[App and web page records]
----
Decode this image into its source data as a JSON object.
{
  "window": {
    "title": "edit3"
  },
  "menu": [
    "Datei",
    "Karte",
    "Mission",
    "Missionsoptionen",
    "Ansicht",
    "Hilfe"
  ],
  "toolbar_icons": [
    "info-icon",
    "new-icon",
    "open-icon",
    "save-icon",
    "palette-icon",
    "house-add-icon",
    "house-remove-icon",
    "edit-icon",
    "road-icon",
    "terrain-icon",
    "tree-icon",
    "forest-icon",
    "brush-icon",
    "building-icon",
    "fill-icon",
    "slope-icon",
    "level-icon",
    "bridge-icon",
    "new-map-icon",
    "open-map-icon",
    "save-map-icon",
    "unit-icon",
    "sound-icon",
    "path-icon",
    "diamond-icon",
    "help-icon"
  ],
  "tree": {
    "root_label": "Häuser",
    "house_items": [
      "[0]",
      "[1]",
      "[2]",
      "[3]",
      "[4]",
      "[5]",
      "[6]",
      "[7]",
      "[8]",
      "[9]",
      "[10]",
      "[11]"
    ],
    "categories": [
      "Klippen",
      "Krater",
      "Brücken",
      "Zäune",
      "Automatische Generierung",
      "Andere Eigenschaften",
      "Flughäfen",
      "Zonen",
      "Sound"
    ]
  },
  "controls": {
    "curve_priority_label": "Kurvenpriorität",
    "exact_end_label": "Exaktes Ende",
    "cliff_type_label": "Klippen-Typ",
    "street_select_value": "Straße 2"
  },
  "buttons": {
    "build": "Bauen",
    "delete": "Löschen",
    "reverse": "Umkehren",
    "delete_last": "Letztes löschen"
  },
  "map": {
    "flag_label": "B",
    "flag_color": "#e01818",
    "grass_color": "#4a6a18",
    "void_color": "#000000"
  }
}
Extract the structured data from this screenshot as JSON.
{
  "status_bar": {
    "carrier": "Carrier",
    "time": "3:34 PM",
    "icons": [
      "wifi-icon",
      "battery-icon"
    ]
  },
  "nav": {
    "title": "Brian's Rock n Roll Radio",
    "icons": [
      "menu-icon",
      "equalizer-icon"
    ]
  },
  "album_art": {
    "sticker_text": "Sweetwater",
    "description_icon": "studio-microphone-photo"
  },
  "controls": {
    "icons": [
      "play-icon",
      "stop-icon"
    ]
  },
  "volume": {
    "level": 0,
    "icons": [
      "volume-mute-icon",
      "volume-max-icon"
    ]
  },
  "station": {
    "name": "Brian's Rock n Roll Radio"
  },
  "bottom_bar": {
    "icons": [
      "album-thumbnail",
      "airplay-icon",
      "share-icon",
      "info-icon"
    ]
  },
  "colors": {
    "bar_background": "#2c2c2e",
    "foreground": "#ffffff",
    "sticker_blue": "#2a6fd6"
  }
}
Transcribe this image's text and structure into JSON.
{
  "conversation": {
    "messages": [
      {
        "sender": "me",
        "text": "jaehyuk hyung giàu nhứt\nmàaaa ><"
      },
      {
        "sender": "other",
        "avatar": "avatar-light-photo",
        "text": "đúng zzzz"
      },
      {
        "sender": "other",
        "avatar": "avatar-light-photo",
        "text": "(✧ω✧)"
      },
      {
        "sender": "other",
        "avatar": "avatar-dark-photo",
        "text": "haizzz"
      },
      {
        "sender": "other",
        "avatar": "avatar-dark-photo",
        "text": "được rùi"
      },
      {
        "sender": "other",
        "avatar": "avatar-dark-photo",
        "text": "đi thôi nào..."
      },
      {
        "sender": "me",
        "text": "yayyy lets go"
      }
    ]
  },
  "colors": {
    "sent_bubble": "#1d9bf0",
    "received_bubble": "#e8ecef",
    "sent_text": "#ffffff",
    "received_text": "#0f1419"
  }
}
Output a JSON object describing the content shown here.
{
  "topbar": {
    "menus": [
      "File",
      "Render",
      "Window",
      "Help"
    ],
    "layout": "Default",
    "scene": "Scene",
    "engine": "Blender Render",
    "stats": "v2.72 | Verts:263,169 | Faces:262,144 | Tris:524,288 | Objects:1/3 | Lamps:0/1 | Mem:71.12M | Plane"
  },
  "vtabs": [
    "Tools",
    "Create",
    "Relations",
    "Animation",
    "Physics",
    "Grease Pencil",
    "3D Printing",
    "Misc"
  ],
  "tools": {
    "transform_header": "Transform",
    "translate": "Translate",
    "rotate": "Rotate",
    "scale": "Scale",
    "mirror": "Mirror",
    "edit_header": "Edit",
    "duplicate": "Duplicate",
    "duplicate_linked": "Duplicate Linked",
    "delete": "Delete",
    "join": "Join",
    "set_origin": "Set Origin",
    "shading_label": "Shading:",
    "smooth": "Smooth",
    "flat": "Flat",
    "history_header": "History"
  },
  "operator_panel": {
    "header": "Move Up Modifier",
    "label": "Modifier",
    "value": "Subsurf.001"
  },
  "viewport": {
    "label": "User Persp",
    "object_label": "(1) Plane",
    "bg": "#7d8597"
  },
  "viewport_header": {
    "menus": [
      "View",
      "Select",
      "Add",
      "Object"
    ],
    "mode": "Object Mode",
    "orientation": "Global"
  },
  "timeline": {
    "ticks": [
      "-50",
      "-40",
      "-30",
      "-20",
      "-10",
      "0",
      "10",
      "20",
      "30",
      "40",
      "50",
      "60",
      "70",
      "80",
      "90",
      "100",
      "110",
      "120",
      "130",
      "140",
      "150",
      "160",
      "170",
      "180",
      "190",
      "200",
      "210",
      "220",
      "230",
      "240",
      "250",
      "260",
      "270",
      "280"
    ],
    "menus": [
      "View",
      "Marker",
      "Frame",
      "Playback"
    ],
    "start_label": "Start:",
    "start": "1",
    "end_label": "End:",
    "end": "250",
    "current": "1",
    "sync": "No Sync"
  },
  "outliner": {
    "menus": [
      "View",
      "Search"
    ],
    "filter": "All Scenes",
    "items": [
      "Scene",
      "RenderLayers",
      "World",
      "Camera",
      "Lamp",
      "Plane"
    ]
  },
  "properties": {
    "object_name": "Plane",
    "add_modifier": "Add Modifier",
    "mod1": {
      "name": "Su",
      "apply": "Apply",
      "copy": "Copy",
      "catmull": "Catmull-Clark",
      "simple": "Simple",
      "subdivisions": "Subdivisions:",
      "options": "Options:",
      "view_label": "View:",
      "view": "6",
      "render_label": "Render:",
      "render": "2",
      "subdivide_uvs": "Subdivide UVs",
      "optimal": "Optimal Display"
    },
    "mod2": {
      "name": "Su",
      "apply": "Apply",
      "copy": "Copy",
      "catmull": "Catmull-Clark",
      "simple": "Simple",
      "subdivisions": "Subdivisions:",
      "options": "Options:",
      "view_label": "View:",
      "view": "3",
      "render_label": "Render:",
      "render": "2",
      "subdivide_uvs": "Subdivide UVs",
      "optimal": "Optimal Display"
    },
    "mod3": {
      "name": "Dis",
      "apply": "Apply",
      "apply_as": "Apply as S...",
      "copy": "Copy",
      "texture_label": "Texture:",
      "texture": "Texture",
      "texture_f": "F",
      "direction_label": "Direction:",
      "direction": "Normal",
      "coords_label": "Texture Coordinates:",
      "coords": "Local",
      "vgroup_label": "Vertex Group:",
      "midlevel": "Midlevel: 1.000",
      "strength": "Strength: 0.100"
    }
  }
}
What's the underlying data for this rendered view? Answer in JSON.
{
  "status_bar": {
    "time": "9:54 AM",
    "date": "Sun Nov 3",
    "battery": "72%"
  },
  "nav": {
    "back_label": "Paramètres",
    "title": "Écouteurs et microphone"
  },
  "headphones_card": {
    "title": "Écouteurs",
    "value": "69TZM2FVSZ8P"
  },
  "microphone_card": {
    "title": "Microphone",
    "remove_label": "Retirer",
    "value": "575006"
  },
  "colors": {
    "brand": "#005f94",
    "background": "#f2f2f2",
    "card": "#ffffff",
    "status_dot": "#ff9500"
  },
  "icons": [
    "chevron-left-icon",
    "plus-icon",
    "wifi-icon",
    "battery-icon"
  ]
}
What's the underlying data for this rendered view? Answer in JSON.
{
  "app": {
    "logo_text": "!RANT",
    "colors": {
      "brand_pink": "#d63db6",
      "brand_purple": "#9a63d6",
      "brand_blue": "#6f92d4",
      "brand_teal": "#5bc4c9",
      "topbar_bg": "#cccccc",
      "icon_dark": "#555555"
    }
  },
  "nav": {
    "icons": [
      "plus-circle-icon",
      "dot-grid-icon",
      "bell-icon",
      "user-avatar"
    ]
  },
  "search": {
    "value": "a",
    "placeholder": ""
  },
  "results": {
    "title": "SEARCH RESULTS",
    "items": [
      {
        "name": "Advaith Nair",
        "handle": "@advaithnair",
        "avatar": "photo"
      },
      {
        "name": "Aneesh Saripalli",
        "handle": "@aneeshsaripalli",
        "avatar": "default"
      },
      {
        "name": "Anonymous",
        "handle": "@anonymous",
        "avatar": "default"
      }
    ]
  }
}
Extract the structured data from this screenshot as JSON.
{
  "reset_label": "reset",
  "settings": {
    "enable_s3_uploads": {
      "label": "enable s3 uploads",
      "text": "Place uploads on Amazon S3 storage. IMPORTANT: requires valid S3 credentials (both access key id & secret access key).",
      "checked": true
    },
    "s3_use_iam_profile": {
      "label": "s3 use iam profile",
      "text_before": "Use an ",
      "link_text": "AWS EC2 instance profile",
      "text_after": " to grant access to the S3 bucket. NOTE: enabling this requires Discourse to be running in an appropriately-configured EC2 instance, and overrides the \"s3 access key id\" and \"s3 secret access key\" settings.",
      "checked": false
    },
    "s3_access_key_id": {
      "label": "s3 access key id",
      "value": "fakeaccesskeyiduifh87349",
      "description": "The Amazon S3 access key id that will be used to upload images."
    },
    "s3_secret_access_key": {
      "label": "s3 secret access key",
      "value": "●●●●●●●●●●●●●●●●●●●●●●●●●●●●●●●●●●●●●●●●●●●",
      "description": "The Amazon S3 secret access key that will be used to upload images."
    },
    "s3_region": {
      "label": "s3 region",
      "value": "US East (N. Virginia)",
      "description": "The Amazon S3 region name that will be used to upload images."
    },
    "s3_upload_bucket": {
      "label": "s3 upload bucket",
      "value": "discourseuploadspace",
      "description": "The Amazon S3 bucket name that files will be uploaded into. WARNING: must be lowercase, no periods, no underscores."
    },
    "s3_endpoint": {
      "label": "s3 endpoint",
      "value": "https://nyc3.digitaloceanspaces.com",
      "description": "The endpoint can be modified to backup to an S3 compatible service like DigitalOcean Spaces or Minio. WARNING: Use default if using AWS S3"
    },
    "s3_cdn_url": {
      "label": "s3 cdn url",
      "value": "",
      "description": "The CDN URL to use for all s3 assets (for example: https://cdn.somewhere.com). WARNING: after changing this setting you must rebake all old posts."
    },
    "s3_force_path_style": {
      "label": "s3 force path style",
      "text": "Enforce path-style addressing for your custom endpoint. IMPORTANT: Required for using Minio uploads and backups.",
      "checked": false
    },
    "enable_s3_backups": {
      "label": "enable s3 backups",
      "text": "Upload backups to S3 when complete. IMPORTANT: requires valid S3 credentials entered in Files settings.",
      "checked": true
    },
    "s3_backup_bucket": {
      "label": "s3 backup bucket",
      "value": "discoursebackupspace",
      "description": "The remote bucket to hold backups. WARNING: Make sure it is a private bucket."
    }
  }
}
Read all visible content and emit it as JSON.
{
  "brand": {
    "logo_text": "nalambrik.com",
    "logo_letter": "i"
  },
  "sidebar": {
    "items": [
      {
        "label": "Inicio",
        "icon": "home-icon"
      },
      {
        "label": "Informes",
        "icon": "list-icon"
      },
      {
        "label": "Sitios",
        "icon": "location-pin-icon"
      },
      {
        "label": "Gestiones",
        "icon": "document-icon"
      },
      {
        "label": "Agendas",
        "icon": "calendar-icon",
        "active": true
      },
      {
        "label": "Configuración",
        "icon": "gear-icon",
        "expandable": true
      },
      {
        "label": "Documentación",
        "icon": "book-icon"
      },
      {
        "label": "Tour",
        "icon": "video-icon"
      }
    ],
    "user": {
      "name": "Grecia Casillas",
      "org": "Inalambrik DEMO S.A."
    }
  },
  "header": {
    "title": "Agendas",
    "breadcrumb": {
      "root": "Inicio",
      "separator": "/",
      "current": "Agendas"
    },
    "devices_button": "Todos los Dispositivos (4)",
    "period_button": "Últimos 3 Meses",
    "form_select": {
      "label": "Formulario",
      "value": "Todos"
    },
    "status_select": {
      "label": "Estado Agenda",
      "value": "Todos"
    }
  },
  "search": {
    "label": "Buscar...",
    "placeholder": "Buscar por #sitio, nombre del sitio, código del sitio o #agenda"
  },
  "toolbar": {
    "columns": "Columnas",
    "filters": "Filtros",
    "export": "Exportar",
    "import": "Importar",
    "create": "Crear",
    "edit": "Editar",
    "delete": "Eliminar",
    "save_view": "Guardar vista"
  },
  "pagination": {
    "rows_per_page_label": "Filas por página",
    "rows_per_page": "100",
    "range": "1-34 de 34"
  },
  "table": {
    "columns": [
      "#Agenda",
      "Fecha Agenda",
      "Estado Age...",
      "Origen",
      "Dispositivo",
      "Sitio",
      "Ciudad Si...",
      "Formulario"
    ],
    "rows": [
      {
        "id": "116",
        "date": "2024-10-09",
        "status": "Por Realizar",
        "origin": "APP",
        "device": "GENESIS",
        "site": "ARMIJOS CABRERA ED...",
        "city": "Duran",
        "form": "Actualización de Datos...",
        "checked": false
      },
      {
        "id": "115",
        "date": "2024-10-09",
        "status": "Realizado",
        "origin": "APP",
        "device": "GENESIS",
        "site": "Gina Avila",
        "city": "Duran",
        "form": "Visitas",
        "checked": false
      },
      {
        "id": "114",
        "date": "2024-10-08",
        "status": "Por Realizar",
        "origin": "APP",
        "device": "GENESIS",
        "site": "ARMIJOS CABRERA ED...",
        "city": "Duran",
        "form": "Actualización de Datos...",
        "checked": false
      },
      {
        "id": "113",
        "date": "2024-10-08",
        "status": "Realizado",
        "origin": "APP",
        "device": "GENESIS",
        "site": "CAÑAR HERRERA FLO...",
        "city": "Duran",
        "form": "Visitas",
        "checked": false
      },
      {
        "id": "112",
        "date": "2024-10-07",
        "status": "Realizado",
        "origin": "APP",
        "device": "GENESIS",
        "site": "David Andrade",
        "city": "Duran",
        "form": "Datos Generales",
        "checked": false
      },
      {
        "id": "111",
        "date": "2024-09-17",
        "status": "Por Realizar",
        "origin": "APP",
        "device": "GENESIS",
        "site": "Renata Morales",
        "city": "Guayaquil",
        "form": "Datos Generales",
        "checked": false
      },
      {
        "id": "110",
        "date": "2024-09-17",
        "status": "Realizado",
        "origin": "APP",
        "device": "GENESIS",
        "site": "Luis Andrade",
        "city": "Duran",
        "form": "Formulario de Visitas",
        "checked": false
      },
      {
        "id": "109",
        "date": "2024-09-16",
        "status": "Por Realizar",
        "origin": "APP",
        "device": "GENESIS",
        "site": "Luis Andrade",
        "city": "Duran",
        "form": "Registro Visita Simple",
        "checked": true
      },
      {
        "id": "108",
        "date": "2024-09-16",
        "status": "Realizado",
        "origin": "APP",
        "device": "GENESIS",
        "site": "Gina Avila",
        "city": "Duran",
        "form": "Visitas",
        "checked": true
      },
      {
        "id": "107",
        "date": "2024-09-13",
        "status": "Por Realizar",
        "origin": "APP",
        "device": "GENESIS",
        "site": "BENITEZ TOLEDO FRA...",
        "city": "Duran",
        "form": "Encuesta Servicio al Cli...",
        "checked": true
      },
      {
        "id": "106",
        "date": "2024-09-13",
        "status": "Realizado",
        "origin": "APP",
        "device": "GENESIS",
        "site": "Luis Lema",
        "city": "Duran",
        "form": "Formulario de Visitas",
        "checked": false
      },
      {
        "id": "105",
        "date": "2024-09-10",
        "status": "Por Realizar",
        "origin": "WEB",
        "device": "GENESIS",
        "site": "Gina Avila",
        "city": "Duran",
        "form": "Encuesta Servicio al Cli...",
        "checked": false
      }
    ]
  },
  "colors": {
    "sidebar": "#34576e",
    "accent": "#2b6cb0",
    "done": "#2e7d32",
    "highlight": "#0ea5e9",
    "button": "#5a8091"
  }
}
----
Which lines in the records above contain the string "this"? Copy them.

- Answer below:
Decode this image into its source data as a JSON object.
Extract the structured data from this screenshot as JSON.
Transcribe this image's text and structure into JSON.
What's the underlying data for this rendered view? Answer in JSON.
What's the underlying data for this rendered view? Answer in JSON.
Extract the structured data from this screenshot as JSON.
      "text_after": " to grant access to the S3 bucket. NOTE: enabling this requires Discourse to be running in an appropriately-configured EC2 instance, and overrides the \"s3 access key id\" and \"s3 secret access key\" settings.",
      "description": "The CDN URL to use for all s3 assets (for example: https://cdn.somewhere.com). WARNING: after changing this setting you must rebake all old posts."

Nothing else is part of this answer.